This is a guest post by summer intern Anastasia Unitt.
The study of celestial objects creates a huge amount of data. So much data, that astronomers struggle to make use of it all. The solution? Citizen scientists, who lend their brainpower to analyse and catalogue vast swathes of information. Alex Andersson, a DPhil student at the University of Oxford, has been applying this approach to his field: radio astronomy, through the Zooniverse. I met with him via Zoom to learn about his project detecting rare, potentially explosive events happening far out in space.
Alex’s research uses data collected by a radio telescope located thousands of miles away in South Africa, named MeerKAT. The enormous dishes of the telescope detect radio waves, captured from patches of sky about twice the size of the full Moon. This data is then converted into images, which show the source of the waves, and into light curves, a kind of scatter plot which depicts how the brightness of these objects has changed over time. This information was initially collected for a different project, so Alex is exploiting the remaining information in the background- or, as he calls it: “squeezing science out of the rest of the picture.” The goal: to identify transient sources in the images, things that are changing, disappearing and appearing.
Historically, relatively few of these transients have been identified, but the many extra pairs of eyes contributed by citizen scientists has changed the game. The volume of data analysed can be much larger, the process far faster. Alex is clearly both proud of and extremely grateful to his flock of amateur astronomers. “My scientists are able to find things that using traditional methods we just wouldn’t have been able to find, [things] we would have missed.” The project is ongoing, but his favourite finding so far took the form of a “blip” his citizen scientists noticed in just two of the images (out of thousands). Alex explains: “We followed it up and it turns out it’s this star that’s 10 times further away than our nearest stellar neighbor, and it’s flaring. No one’s ever seen it with a radio telescope before.” His excitement is obvious, and justified. This is just one of many findings that may be previously unidentified stars, or even other kinds of celestial objects such as black holes. There’s still so much to find out, the possibilities are almost endless.

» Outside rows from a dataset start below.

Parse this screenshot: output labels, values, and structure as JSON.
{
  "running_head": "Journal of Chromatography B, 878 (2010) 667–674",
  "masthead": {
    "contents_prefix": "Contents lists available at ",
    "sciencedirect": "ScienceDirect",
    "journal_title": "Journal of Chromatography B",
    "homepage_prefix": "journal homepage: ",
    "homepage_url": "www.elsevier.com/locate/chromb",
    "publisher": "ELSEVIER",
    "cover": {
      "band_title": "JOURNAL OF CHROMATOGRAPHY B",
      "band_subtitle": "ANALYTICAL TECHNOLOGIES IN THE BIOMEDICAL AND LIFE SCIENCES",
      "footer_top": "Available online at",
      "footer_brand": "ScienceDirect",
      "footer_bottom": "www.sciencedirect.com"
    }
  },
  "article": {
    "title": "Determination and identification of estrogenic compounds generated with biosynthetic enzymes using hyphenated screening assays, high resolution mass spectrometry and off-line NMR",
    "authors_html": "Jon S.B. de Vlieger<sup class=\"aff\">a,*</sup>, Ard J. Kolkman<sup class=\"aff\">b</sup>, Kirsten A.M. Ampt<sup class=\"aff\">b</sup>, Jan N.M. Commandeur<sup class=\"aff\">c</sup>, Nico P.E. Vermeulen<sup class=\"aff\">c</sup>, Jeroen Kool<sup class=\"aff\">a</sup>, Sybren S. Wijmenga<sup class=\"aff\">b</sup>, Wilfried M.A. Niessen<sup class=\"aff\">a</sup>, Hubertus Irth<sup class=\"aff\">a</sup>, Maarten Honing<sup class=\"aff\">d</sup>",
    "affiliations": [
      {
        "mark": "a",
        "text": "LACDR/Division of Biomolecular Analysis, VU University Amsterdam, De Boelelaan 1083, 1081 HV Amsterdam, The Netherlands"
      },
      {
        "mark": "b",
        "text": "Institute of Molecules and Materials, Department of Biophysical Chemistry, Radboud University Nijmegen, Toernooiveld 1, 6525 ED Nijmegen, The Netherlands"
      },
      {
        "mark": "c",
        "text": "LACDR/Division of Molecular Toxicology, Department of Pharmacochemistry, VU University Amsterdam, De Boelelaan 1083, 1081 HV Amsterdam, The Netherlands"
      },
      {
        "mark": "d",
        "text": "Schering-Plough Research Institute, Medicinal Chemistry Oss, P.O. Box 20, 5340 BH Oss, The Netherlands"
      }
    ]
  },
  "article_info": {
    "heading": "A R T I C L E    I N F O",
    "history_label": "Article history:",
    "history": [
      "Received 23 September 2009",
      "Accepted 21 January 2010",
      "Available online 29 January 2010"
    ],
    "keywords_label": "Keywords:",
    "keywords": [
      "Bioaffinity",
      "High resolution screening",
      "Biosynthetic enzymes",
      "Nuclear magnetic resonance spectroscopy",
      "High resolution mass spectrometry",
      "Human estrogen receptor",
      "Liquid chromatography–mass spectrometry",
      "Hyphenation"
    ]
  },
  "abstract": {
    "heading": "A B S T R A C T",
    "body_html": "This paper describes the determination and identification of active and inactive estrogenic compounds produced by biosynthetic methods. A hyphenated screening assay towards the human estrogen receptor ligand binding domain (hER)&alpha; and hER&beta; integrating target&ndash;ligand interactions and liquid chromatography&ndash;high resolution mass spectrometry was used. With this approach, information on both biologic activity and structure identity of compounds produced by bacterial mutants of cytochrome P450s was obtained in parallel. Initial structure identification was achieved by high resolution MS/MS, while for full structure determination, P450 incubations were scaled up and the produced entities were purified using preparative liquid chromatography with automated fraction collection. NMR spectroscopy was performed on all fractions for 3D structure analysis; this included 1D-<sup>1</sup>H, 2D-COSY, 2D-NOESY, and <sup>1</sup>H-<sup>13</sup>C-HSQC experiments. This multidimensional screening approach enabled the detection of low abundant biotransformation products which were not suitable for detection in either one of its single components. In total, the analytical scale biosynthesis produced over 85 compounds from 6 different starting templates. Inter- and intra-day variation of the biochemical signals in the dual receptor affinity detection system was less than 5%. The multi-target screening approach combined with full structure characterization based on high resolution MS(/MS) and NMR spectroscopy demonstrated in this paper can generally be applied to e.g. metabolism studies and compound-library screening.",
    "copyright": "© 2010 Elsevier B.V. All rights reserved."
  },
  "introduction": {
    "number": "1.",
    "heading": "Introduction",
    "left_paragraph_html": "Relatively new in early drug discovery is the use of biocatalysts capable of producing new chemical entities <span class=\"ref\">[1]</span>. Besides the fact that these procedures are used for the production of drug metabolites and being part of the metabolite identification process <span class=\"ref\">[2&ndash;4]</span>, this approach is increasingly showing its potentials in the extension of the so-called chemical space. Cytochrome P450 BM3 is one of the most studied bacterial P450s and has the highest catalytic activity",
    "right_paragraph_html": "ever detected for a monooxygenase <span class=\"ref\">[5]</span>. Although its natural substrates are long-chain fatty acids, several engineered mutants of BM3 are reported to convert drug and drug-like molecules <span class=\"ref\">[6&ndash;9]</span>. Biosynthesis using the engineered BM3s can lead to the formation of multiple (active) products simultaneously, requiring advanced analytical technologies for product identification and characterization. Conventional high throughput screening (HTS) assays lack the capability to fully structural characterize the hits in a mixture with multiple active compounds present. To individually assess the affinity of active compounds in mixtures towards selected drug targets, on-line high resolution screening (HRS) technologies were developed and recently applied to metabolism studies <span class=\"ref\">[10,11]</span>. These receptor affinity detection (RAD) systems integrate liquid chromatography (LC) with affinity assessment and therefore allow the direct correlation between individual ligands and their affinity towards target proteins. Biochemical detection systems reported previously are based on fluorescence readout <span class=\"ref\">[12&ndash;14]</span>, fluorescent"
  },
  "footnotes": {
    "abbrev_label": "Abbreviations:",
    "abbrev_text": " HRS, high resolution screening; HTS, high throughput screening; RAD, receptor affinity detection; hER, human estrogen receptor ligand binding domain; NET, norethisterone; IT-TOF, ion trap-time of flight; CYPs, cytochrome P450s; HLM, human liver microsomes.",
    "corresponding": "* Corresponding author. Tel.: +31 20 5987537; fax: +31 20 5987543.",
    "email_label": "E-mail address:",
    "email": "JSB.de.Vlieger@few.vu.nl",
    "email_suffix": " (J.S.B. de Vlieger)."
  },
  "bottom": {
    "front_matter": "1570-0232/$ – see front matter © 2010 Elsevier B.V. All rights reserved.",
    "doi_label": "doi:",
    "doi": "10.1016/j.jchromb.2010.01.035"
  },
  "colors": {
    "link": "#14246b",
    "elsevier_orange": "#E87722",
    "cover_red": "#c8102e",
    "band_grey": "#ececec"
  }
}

A range of light curve shapes spotted by Zooniverse citizen scientists performing classifications for Bursts from Space: MeerKAT
Unfortunately, research comes with its fair share of frustrating moments along with the successes. For Alex, it’s the process of preparing the data for analysis which has proved the most irksome. “Sometimes there’s bits in the process that take a long time, particularly messing with code. There can be so much effort that went into this one little bit, that even if you did put it in a paper is only one sentence.” These behind-the-scenes struggles are essential to make the data presentable to the citizen scientists in the first place, as well as to deal with the thousands of responses which come out the other side. He assures me it’s all worth it in the end.
As to where this research is headed next, Alex says the prospects are very exciting. Now they have a large bank of images that have been analysed by the citizen scientists, he can apply this information to train machine learning algorithms to perform similar detection of interesting transient sources. This next step will allow him to see “how we can harness these new techniques to apply them to radio astronomy – which again, is a completely novel thing.”
Alex is clearly looking forward to these further leaps into the unknown. “The PhD has been a real journey into lots of things that I don’t know, which is exciting. That’s really fun in and of itself.” However, when I ask him what his favourite part of this research has been so far, it isn’t the science. It’s the citizen scientists. He interacts with them directly through chat boards on the Zooniverse site, discussing findings and answering questions. Alex describes their enthusiasm as infectious – “We’re all excited about this unknown frontier together, and that has been really, really lovely.” He’s already busy preparing more data for the volunteers to examine, and who knows what they might find; they still have plenty of sky to explore.